> WHAT YOU HAVE TO DO: Only the pictures are to be left out; return the rest of the data exactly as it stands.

> SUPPLIED MATERIAL:
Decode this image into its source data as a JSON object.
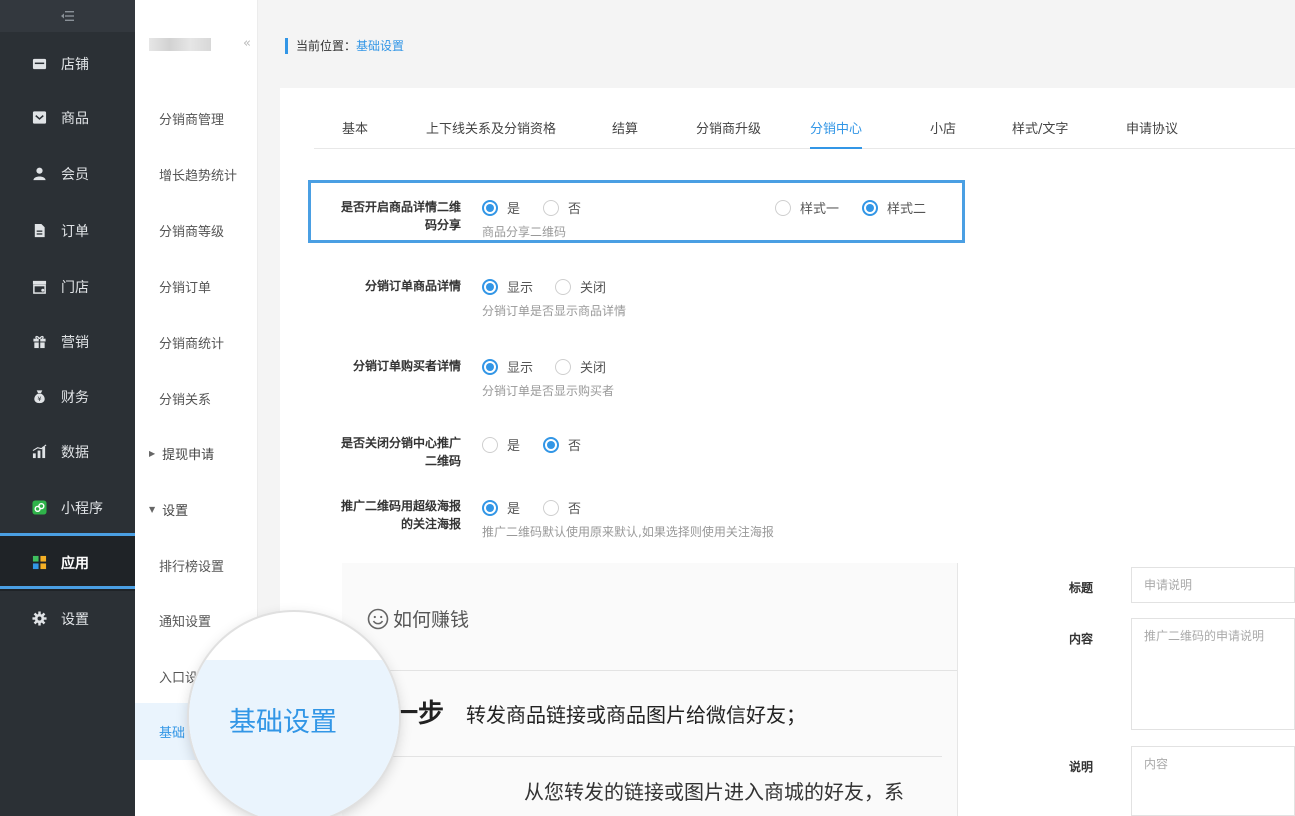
{
  "main_nav": {
    "items": [
      {
        "label": "店铺",
        "icon": "store-icon"
      },
      {
        "label": "商品",
        "icon": "goods-icon"
      },
      {
        "label": "会员",
        "icon": "member-icon"
      },
      {
        "label": "订单",
        "icon": "order-icon"
      },
      {
        "label": "门店",
        "icon": "shop-icon"
      },
      {
        "label": "营销",
        "icon": "gift-icon"
      },
      {
        "label": "财务",
        "icon": "money-bag-icon"
      },
      {
        "label": "数据",
        "icon": "bar-chart-icon"
      },
      {
        "label": "小程序",
        "icon": "mini-program-icon"
      },
      {
        "label": "应用",
        "icon": "apps-icon",
        "active": true
      },
      {
        "label": "设置",
        "icon": "gear-icon"
      }
    ]
  },
  "sub_nav": {
    "collapse_glyph": "«",
    "items": [
      {
        "label": "分销商管理"
      },
      {
        "label": "增长趋势统计"
      },
      {
        "label": "分销商等级"
      },
      {
        "label": "分销订单"
      },
      {
        "label": "分销商统计"
      },
      {
        "label": "分销关系"
      },
      {
        "label": "提现申请",
        "group": true,
        "arrow": "▶"
      },
      {
        "label": "设置",
        "group": true,
        "arrow": "▼"
      },
      {
        "label": "排行榜设置"
      },
      {
        "label": "通知设置"
      },
      {
        "label": "入口设"
      },
      {
        "label": "基础"
      }
    ]
  },
  "breadcrumb": {
    "prefix": "当前位置：",
    "current": "基础设置"
  },
  "tabs": [
    {
      "label": "基本"
    },
    {
      "label": "上下线关系及分销资格"
    },
    {
      "label": "结算"
    },
    {
      "label": "分销商升级"
    },
    {
      "label": "分销中心",
      "active": true
    },
    {
      "label": "小店"
    },
    {
      "label": "样式/文字"
    },
    {
      "label": "申请协议"
    }
  ],
  "settings": {
    "qr_share": {
      "label_line1": "是否开启商品详情二维",
      "label_line2": "码分享",
      "yes": "是",
      "no": "否",
      "value": "是",
      "hint": "商品分享二维码",
      "style_one": "样式一",
      "style_two": "样式二",
      "style_value": "样式二"
    },
    "order_goods_detail": {
      "label": "分销订单商品详情",
      "show": "显示",
      "hide": "关闭",
      "value": "显示",
      "hint": "分销订单是否显示商品详情"
    },
    "order_buyer_detail": {
      "label": "分销订单购买者详情",
      "show": "显示",
      "hide": "关闭",
      "value": "显示",
      "hint": "分销订单是否显示购买者"
    },
    "close_promo_qr": {
      "label_line1": "是否关闭分销中心推广",
      "label_line2": "二维码",
      "yes": "是",
      "no": "否",
      "value": "否"
    },
    "super_poster": {
      "label_line1": "推广二维码用超级海报",
      "label_line2": "的关注海报",
      "yes": "是",
      "no": "否",
      "value": "是",
      "hint": "推广二维码默认使用原来默认,如果选择则使用关注海报"
    }
  },
  "preview": {
    "title": "如何赚钱",
    "step_num": "一步",
    "step_text": "转发商品链接或商品图片给微信好友；",
    "desc_text": "从您转发的链接或图片进入商城的好友，系"
  },
  "form": {
    "title_label": "标题",
    "title_placeholder": "申请说明",
    "content_label": "内容",
    "content_placeholder": "推广二维码的申请说明",
    "note_label": "说明",
    "note_placeholder": "内容"
  },
  "magnifier": {
    "text": "基础设置"
  },
  "colors": {
    "accent": "#3296e6",
    "sidebar_bg": "#2b3035",
    "highlight_border": "#4a9fe3"
  }
}
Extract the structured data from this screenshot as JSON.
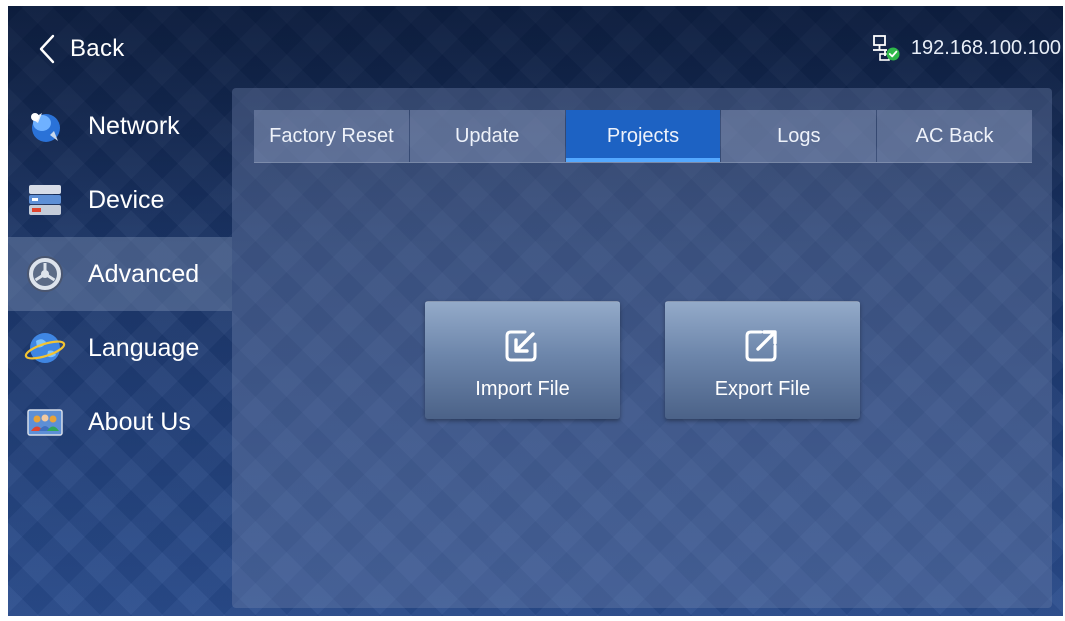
{
  "header": {
    "back_label": "Back",
    "ip_address": "192.168.100.100",
    "network_icon": "network-connected-icon"
  },
  "sidebar": {
    "items": [
      {
        "label": "Network",
        "icon": "network-icon",
        "active": false
      },
      {
        "label": "Device",
        "icon": "device-icon",
        "active": false
      },
      {
        "label": "Advanced",
        "icon": "advanced-gear-icon",
        "active": true
      },
      {
        "label": "Language",
        "icon": "globe-icon",
        "active": false
      },
      {
        "label": "About Us",
        "icon": "about-us-icon",
        "active": false
      }
    ]
  },
  "tabs": [
    {
      "label": "Factory Reset",
      "active": false
    },
    {
      "label": "Update",
      "active": false
    },
    {
      "label": "Projects",
      "active": true
    },
    {
      "label": "Logs",
      "active": false
    },
    {
      "label": "AC Back",
      "active": false
    }
  ],
  "actions": {
    "import_label": "Import File",
    "import_icon": "import-file-icon",
    "export_label": "Export File",
    "export_icon": "export-file-icon"
  },
  "colors": {
    "active_tab": "#1d62c3",
    "active_tab_underline": "#54a8ff",
    "status_ok": "#2fb84a"
  }
}
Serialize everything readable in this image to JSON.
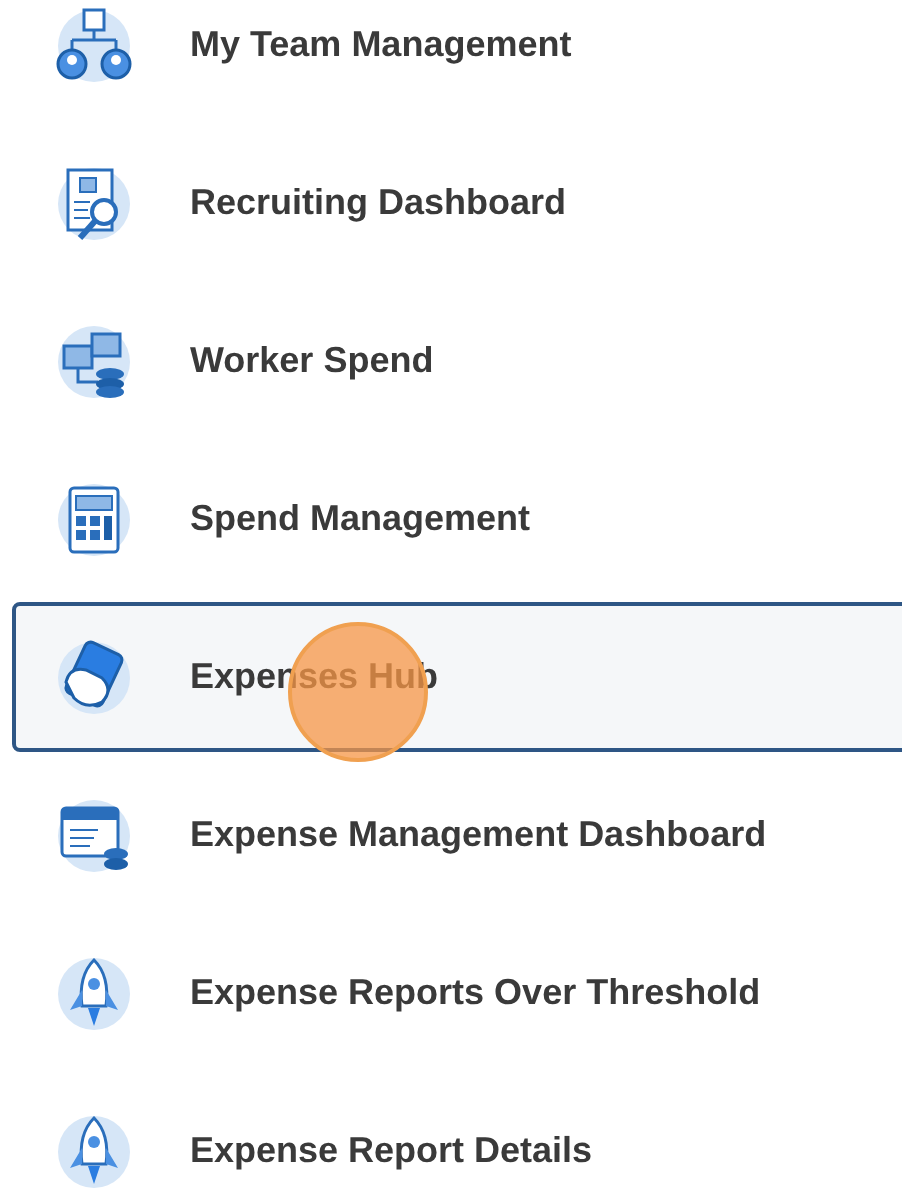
{
  "menu_items": [
    {
      "label": "My Team Management",
      "kind": "team",
      "selected": false
    },
    {
      "label": "Recruiting Dashboard",
      "kind": "recruiting",
      "selected": false
    },
    {
      "label": "Worker Spend",
      "kind": "worker_spend",
      "selected": false
    },
    {
      "label": "Spend Management",
      "kind": "calculator",
      "selected": false
    },
    {
      "label": "Expenses Hub",
      "kind": "hand_money",
      "selected": true
    },
    {
      "label": "Expense Management Dashboard",
      "kind": "dashboard",
      "selected": false
    },
    {
      "label": "Expense Reports Over Threshold",
      "kind": "rocket",
      "selected": false
    },
    {
      "label": "Expense Report Details",
      "kind": "rocket",
      "selected": false
    }
  ]
}
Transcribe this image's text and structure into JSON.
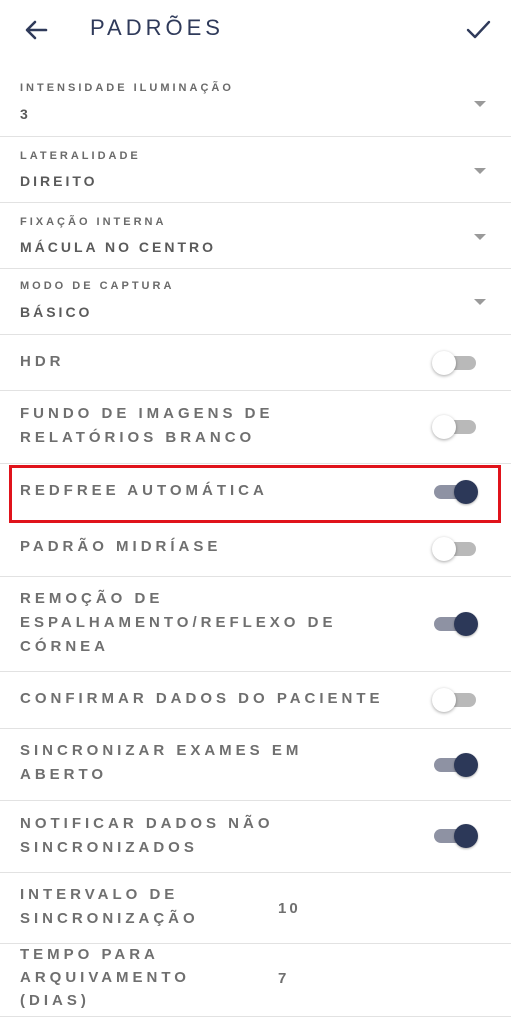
{
  "header": {
    "title": "PADRÕES",
    "back_icon": "arrow-left-icon",
    "confirm_icon": "check-icon"
  },
  "dropdowns": [
    {
      "label": "INTENSIDADE ILUMINAÇÃO",
      "value": "3"
    },
    {
      "label": "LATERALIDADE",
      "value": "DIREITO"
    },
    {
      "label": "FIXAÇÃO INTERNA",
      "value": "MÁCULA NO CENTRO"
    },
    {
      "label": "MODO DE CAPTURA",
      "value": "BÁSICO"
    }
  ],
  "toggles": [
    {
      "lines": [
        "HDR"
      ],
      "on": false
    },
    {
      "lines": [
        "FUNDO DE IMAGENS DE",
        "RELATÓRIOS BRANCO"
      ],
      "on": false
    },
    {
      "lines": [
        "REDFREE AUTOMÁTICA"
      ],
      "on": true
    },
    {
      "lines": [
        "PADRÃO MIDRÍASE"
      ],
      "on": false
    },
    {
      "lines": [
        "REMOÇÃO DE",
        "ESPALHAMENTO/REFLEXO DE",
        "CÓRNEA"
      ],
      "on": true
    },
    {
      "lines": [
        "CONFIRMAR DADOS DO PACIENTE"
      ],
      "on": false
    },
    {
      "lines": [
        "SINCRONIZAR EXAMES EM",
        "ABERTO"
      ],
      "on": true
    },
    {
      "lines": [
        "NOTIFICAR DADOS NÃO",
        "SINCRONIZADOS"
      ],
      "on": true
    }
  ],
  "numeric": [
    {
      "lines": [
        "INTERVALO DE",
        "SINCRONIZAÇÃO"
      ],
      "value": "10"
    },
    {
      "lines": [
        "TEMPO PARA",
        "ARQUIVAMENTO",
        "(DIAS)"
      ],
      "value": "7"
    }
  ],
  "colors": {
    "accent": "#2c3858",
    "highlight": "#e0131b"
  }
}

> RESPONSE:
Decode this image into its source data as a JSON object.
{
  "main_nav": {
    "items": [
      {
        "label": "店铺",
        "icon": "store-icon"
      },
      {
        "label": "商品",
        "icon": "goods-icon"
      },
      {
        "label": "会员",
        "icon": "member-icon"
      },
      {
        "label": "订单",
        "icon": "order-icon"
      },
      {
        "label": "门店",
        "icon": "shop-icon"
      },
      {
        "label": "营销",
        "icon": "gift-icon"
      },
      {
        "label": "财务",
        "icon": "money-bag-icon"
      },
      {
        "label": "数据",
        "icon": "bar-chart-icon"
      },
      {
        "label": "小程序",
        "icon": "mini-program-icon"
      },
      {
        "label": "应用",
        "icon": "apps-icon",
        "active": true
      },
      {
        "label": "设置",
        "icon": "gear-icon"
      }
    ]
  },
  "sub_nav": {
    "collapse_glyph": "«",
    "items": [
      {
        "label": "分销商管理"
      },
      {
        "label": "增长趋势统计"
      },
      {
        "label": "分销商等级"
      },
      {
        "label": "分销订单"
      },
      {
        "label": "分销商统计"
      },
      {
        "label": "分销关系"
      },
      {
        "label": "提现申请",
        "group": true,
        "arrow": "▶"
      },
      {
        "label": "设置",
        "group": true,
        "arrow": "▼"
      },
      {
        "label": "排行榜设置"
      },
      {
        "label": "通知设置"
      },
      {
        "label": "入口设"
      },
      {
        "label": "基础"
      }
    ]
  },
  "breadcrumb": {
    "prefix": "当前位置：",
    "current": "基础设置"
  },
  "tabs": [
    {
      "label": "基本"
    },
    {
      "label": "上下线关系及分销资格"
    },
    {
      "label": "结算"
    },
    {
      "label": "分销商升级"
    },
    {
      "label": "分销中心",
      "active": true
    },
    {
      "label": "小店"
    },
    {
      "label": "样式/文字"
    },
    {
      "label": "申请协议"
    }
  ],
  "settings": {
    "qr_share": {
      "label_line1": "是否开启商品详情二维",
      "label_line2": "码分享",
      "yes": "是",
      "no": "否",
      "value": "是",
      "hint": "商品分享二维码",
      "style_one": "样式一",
      "style_two": "样式二",
      "style_value": "样式二"
    },
    "order_goods_detail": {
      "label": "分销订单商品详情",
      "show": "显示",
      "hide": "关闭",
      "value": "显示",
      "hint": "分销订单是否显示商品详情"
    },
    "order_buyer_detail": {
      "label": "分销订单购买者详情",
      "show": "显示",
      "hide": "关闭",
      "value": "显示",
      "hint": "分销订单是否显示购买者"
    },
    "close_promo_qr": {
      "label_line1": "是否关闭分销中心推广",
      "label_line2": "二维码",
      "yes": "是",
      "no": "否",
      "value": "否"
    },
    "super_poster": {
      "label_line1": "推广二维码用超级海报",
      "label_line2": "的关注海报",
      "yes": "是",
      "no": "否",
      "value": "是",
      "hint": "推广二维码默认使用原来默认,如果选择则使用关注海报"
    }
  },
  "preview": {
    "title": "如何赚钱",
    "step_num": "一步",
    "step_text": "转发商品链接或商品图片给微信好友；",
    "desc_text": "从您转发的链接或图片进入商城的好友，系"
  },
  "form": {
    "title_label": "标题",
    "title_placeholder": "申请说明",
    "content_label": "内容",
    "content_placeholder": "推广二维码的申请说明",
    "note_label": "说明",
    "note_placeholder": "内容"
  },
  "magnifier": {
    "text": "基础设置"
  },
  "colors": {
    "accent": "#3296e6",
    "sidebar_bg": "#2b3035",
    "highlight_border": "#4a9fe3"
  }
}
Extract the structured data from this screenshot as JSON.
{
  "header": {
    "back_label": "Back",
    "ip_address": "192.168.100.100",
    "network_icon": "network-connected-icon"
  },
  "sidebar": {
    "items": [
      {
        "label": "Network",
        "icon": "network-icon",
        "active": false
      },
      {
        "label": "Device",
        "icon": "device-icon",
        "active": false
      },
      {
        "label": "Advanced",
        "icon": "advanced-gear-icon",
        "active": true
      },
      {
        "label": "Language",
        "icon": "globe-icon",
        "active": false
      },
      {
        "label": "About Us",
        "icon": "about-us-icon",
        "active": false
      }
    ]
  },
  "tabs": [
    {
      "label": "Factory Reset",
      "active": false
    },
    {
      "label": "Update",
      "active": false
    },
    {
      "label": "Projects",
      "active": true
    },
    {
      "label": "Logs",
      "active": false
    },
    {
      "label": "AC Back",
      "active": false
    }
  ],
  "actions": {
    "import_label": "Import File",
    "import_icon": "import-file-icon",
    "export_label": "Export File",
    "export_icon": "export-file-icon"
  },
  "colors": {
    "active_tab": "#1d62c3",
    "active_tab_underline": "#54a8ff",
    "status_ok": "#2fb84a"
  }
}
Serialize everything readable in this image to JSON.
{
  "menu_items": [
    {
      "label": "My Team Management",
      "kind": "team",
      "selected": false
    },
    {
      "label": "Recruiting Dashboard",
      "kind": "recruiting",
      "selected": false
    },
    {
      "label": "Worker Spend",
      "kind": "worker_spend",
      "selected": false
    },
    {
      "label": "Spend Management",
      "kind": "calculator",
      "selected": false
    },
    {
      "label": "Expenses Hub",
      "kind": "hand_money",
      "selected": true
    },
    {
      "label": "Expense Management Dashboard",
      "kind": "dashboard",
      "selected": false
    },
    {
      "label": "Expense Reports Over Threshold",
      "kind": "rocket",
      "selected": false
    },
    {
      "label": "Expense Report Details",
      "kind": "rocket",
      "selected": false
    }
  ]
}
Transcribe this image's text and structure into JSON.
{
  "header": {
    "title": "PADRÕES",
    "back_icon": "arrow-left-icon",
    "confirm_icon": "check-icon"
  },
  "dropdowns": [
    {
      "label": "INTENSIDADE ILUMINAÇÃO",
      "value": "3"
    },
    {
      "label": "LATERALIDADE",
      "value": "DIREITO"
    },
    {
      "label": "FIXAÇÃO INTERNA",
      "value": "MÁCULA NO CENTRO"
    },
    {
      "label": "MODO DE CAPTURA",
      "value": "BÁSICO"
    }
  ],
  "toggles": [
    {
      "lines": [
        "HDR"
      ],
      "on": false
    },
    {
      "lines": [
        "FUNDO DE IMAGENS DE",
        "RELATÓRIOS BRANCO"
      ],
      "on": false
    },
    {
      "lines": [
        "REDFREE AUTOMÁTICA"
      ],
      "on": true
    },
    {
      "lines": [
        "PADRÃO MIDRÍASE"
      ],
      "on": false
    },
    {
      "lines": [
        "REMOÇÃO DE",
        "ESPALHAMENTO/REFLEXO DE",
        "CÓRNEA"
      ],
      "on": true
    },
    {
      "lines": [
        "CONFIRMAR DADOS DO PACIENTE"
      ],
      "on": false
    },
    {
      "lines": [
        "SINCRONIZAR EXAMES EM",
        "ABERTO"
      ],
      "on": true
    },
    {
      "lines": [
        "NOTIFICAR DADOS NÃO",
        "SINCRONIZADOS"
      ],
      "on": true
    }
  ],
  "numeric": [
    {
      "lines": [
        "INTERVALO DE",
        "SINCRONIZAÇÃO"
      ],
      "value": "10"
    },
    {
      "lines": [
        "TEMPO PARA",
        "ARQUIVAMENTO",
        "(DIAS)"
      ],
      "value": "7"
    }
  ],
  "colors": {
    "accent": "#2c3858",
    "highlight": "#e0131b"
  }
}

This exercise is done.